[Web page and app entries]
☆ ☆ ☆
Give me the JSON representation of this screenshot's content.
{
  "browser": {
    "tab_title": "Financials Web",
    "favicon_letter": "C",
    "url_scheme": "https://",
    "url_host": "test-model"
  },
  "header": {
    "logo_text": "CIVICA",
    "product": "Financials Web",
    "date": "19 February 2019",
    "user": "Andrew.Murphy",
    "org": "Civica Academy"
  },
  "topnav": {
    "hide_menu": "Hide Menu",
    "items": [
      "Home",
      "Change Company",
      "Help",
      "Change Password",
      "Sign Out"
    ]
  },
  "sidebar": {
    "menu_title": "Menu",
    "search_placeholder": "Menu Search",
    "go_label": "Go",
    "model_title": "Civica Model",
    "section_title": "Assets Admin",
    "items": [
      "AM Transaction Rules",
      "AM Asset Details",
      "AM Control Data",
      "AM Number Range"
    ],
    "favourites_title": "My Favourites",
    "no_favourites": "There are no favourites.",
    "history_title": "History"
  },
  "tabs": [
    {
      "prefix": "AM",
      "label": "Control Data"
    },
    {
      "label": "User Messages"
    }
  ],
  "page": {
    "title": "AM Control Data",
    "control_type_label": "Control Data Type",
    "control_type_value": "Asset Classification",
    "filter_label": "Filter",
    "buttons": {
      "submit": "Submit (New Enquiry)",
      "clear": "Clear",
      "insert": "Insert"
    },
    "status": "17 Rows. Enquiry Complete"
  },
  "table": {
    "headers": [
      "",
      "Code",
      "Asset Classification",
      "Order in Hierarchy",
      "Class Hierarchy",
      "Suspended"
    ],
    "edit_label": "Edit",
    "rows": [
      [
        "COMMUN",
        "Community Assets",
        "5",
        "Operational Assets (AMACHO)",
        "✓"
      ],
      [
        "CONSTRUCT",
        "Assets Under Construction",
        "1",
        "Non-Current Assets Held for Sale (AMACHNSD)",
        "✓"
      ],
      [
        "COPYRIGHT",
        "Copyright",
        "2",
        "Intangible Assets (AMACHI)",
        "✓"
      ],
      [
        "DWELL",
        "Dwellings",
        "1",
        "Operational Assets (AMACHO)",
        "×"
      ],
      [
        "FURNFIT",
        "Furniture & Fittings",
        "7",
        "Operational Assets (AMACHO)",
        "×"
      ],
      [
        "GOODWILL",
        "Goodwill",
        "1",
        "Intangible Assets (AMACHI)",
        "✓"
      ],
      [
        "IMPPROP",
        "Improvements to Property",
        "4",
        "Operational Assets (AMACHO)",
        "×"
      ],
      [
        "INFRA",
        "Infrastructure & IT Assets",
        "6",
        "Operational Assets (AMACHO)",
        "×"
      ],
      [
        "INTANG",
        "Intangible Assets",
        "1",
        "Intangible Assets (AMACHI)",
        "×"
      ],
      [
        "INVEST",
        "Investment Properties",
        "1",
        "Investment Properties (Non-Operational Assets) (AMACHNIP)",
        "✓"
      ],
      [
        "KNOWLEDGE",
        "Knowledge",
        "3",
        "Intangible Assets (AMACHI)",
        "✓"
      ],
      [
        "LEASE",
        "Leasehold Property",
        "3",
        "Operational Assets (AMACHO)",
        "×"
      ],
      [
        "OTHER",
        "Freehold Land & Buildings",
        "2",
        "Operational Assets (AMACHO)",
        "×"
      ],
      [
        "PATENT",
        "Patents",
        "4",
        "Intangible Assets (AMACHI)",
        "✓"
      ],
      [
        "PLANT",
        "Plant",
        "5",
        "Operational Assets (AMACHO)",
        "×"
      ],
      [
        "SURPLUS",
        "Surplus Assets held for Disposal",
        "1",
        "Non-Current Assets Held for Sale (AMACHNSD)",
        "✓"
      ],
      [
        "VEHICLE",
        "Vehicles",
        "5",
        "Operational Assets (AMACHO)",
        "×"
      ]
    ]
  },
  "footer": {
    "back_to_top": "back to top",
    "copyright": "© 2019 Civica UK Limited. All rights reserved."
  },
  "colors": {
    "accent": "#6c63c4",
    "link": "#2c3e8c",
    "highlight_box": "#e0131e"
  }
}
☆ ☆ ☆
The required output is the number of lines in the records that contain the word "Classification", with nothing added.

_Output of the task_.
2